[Avionics Today March 14, 2014] The Aircraft Electronics Association (AEA) released its 2013 year-end avionics market report at its annual convention showing global General Aviation (GA) avionics sales reaching more than $2.4 billion last year, a 6.9 percent increase over 2012.
This is the second annual avionics market report released by AEA, capturing sales of all business and GA aircraft electronics, including all component and accessories in cockpit/cabin/software upgrades, portables, non-certified aircraft electronics; all hardware (tip to tail), batteries and chargeable product upgrades from the participating companies.
Not included in the report are repairs and overhauls, extended warranties or subscription services.
AEA President Paula Derks said the numbers were a good sign for the industry given the uncertainty surrounding the global economy, with the U.S. improving while Europe continues to recover from the downturn in 2012 and emerging economies in Latin America and Asia remaining inconsistent with expected performance in those regions.
"We were pleasantly surprised given the state of the economy," said Derks in an interview with Avionics magazine. "I think probably a lot of it has to do with innovation of the avionics manufacturers that they continue to shock all of us and surprise us. In flight entertainment, that’s making some money, the data communications, the explosion of technology in that field and then just the glass cockpit technology."
The report features sales figures from 21 participating AEA member companies, which includes some of the avionics industry's biggest names such as Rockwell Collins, Garmin, Honeywell and Universal Avionics along with smaller and younger manufacturers like FreeFlight Systems and Aspen Avionics.
Derks said another surprising aspect of the report is how close the market is in terms of forward fit and retrofit sales.

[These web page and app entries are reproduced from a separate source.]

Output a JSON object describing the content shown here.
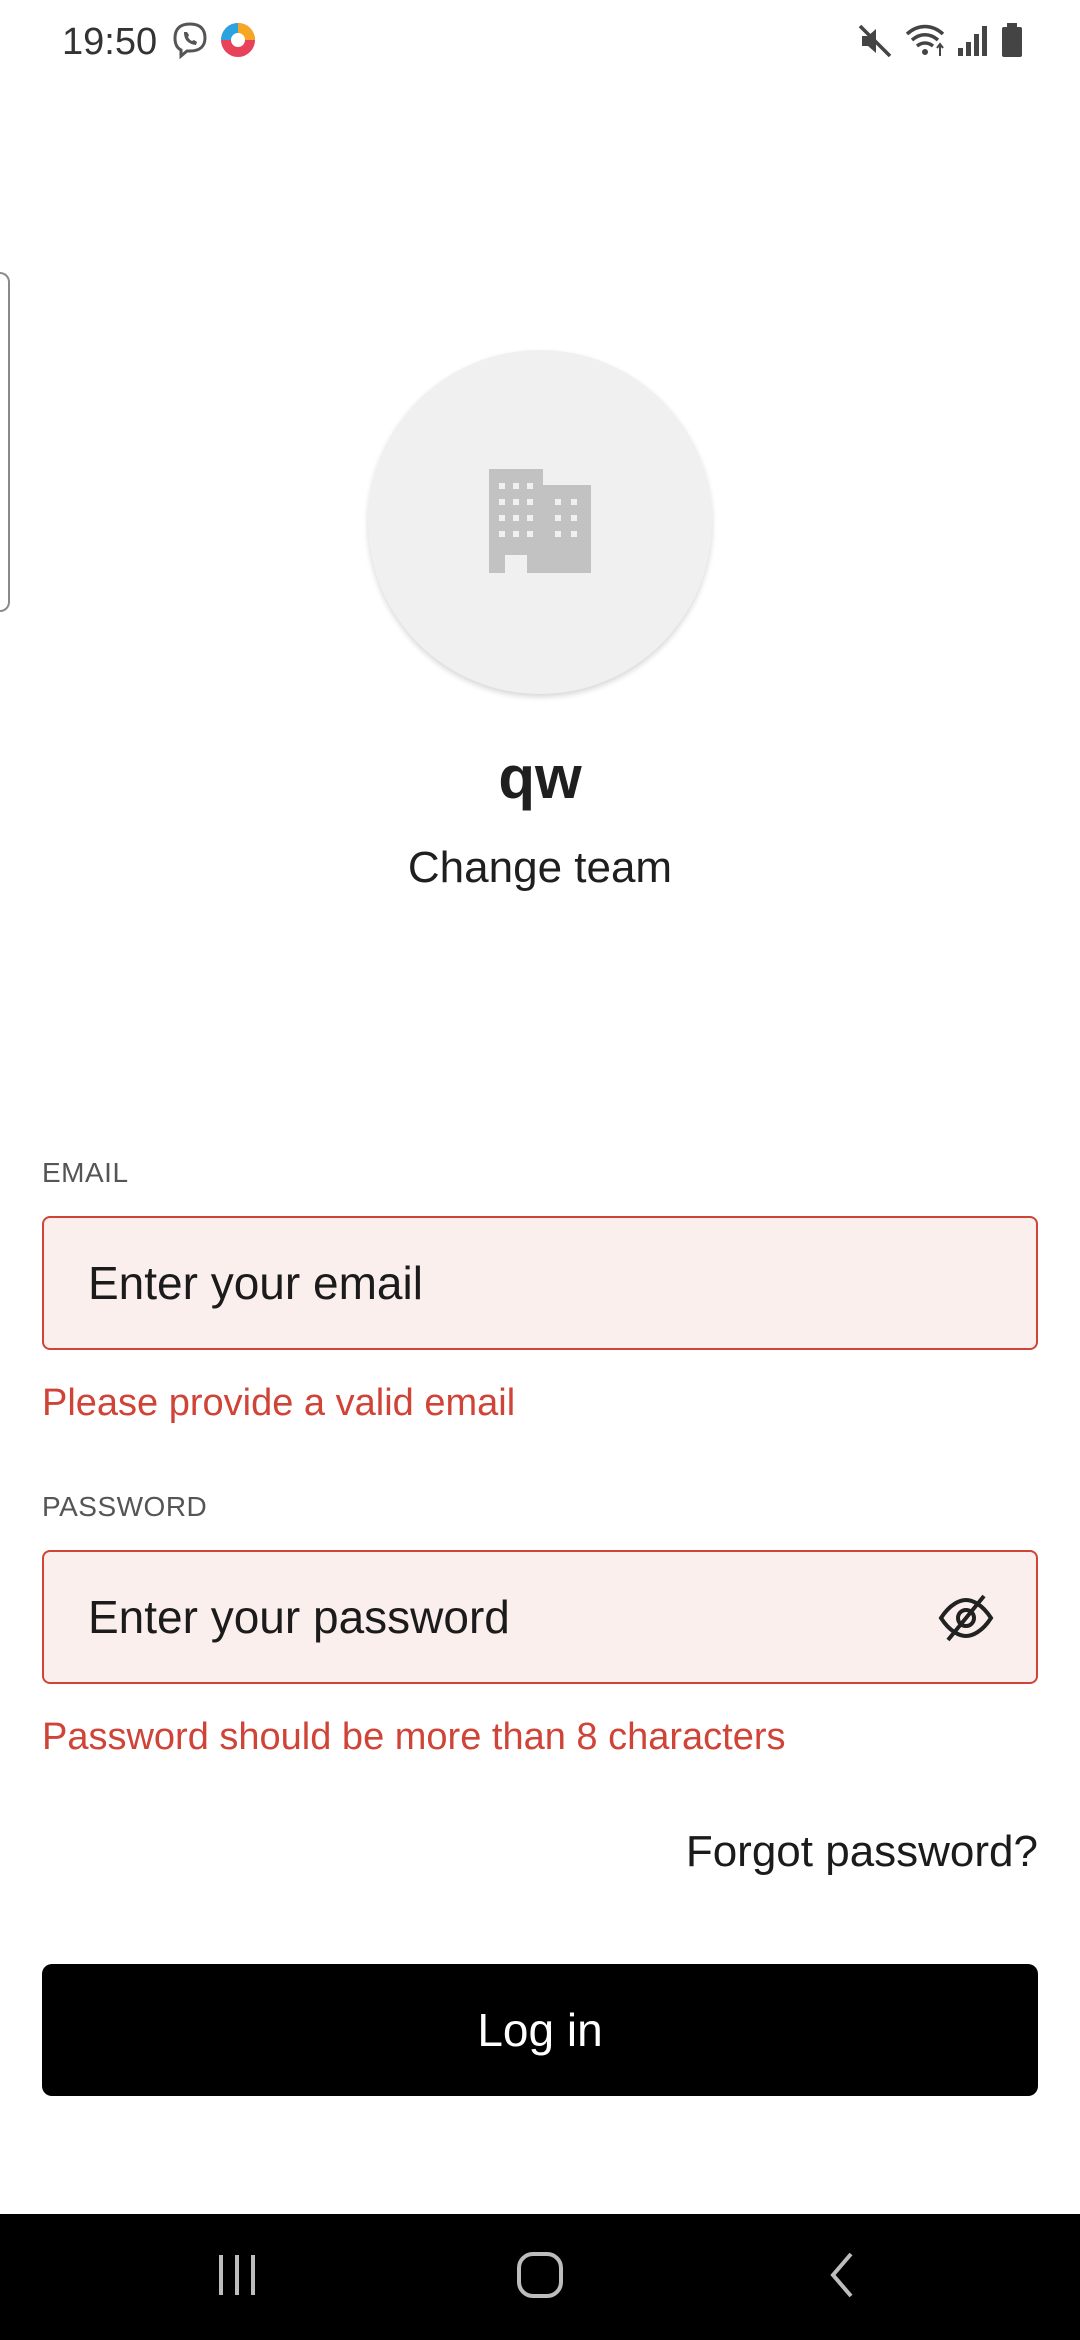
{
  "status_bar": {
    "time": "19:50",
    "left_icons": [
      "viber-icon",
      "app-notification-icon"
    ],
    "right_icons": [
      "mute-icon",
      "wifi-icon",
      "signal-icon",
      "battery-icon"
    ]
  },
  "team": {
    "avatar_icon": "building-icon",
    "name": "qw",
    "change_label": "Change team"
  },
  "form": {
    "email": {
      "label": "EMAIL",
      "placeholder": "Enter your email",
      "value": "",
      "error": "Please provide a valid email"
    },
    "password": {
      "label": "PASSWORD",
      "placeholder": "Enter your password",
      "value": "",
      "error": "Password should be more than 8 characters",
      "toggle_icon": "eye-off-icon"
    },
    "forgot_label": "Forgot password?",
    "login_label": "Log in"
  },
  "nav_bar": {
    "buttons": [
      "recent-apps-icon",
      "home-icon",
      "back-icon"
    ]
  },
  "colors": {
    "error": "#d04438",
    "input_background": "#fbefee",
    "button_background": "#000000",
    "avatar_background": "#f0f0f0"
  }
}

In 2013, forward fit sales involving original equipment on new aircraft accounted for 56 percent of total worldwide sales. The AEA president attributes the balanced market between forward fit and retrofit to a trend of more pilots choosing to upgrade their older aircraft versus purchasing new ones.
"As long as they can fill the cockpit with the newest technology, you’ve got 30 or 40 year old airplanes with glass. It didn’t use to be that way," said Derks. "We love the sale of new airplanes because it trickles down to our industry … but I think right now it’s cost, they’re saving by saving their existing aircraft and update the cockpit so that [it’s up to date]."
The majority of those forward fit sales went towards the purchase of large business jets, turboprops and piston aircraft, as shown by the annual shipping and billing numbers for GA aircraft
released by the General Aviation Manufacturers Association (GAMA) in February. GAMA's report showed increased demand for those aircraft types while sales of light and medium business jets were on the decline last year.
Derks said that the report is still in its infancy stage and that AEA will look to add more trend analysis as they gain more information years. But the importance of the report is the value it provides to avionics manufacturers when talking with lawmakers about regulation or investors that can help expand their companies.
“The whole reason behind us creating this report was to, when our manufacturers are perhaps talking to Wall Street or talking to venture capitalists or the association is talking to Congress about our value to the economy, these figures will help us tremendously," said Derks.
"When we're talking about future FAA funding, giving the congressmen the knowledge of the industry, it’s absolutely valuable, it’s something that’s never been available," she added.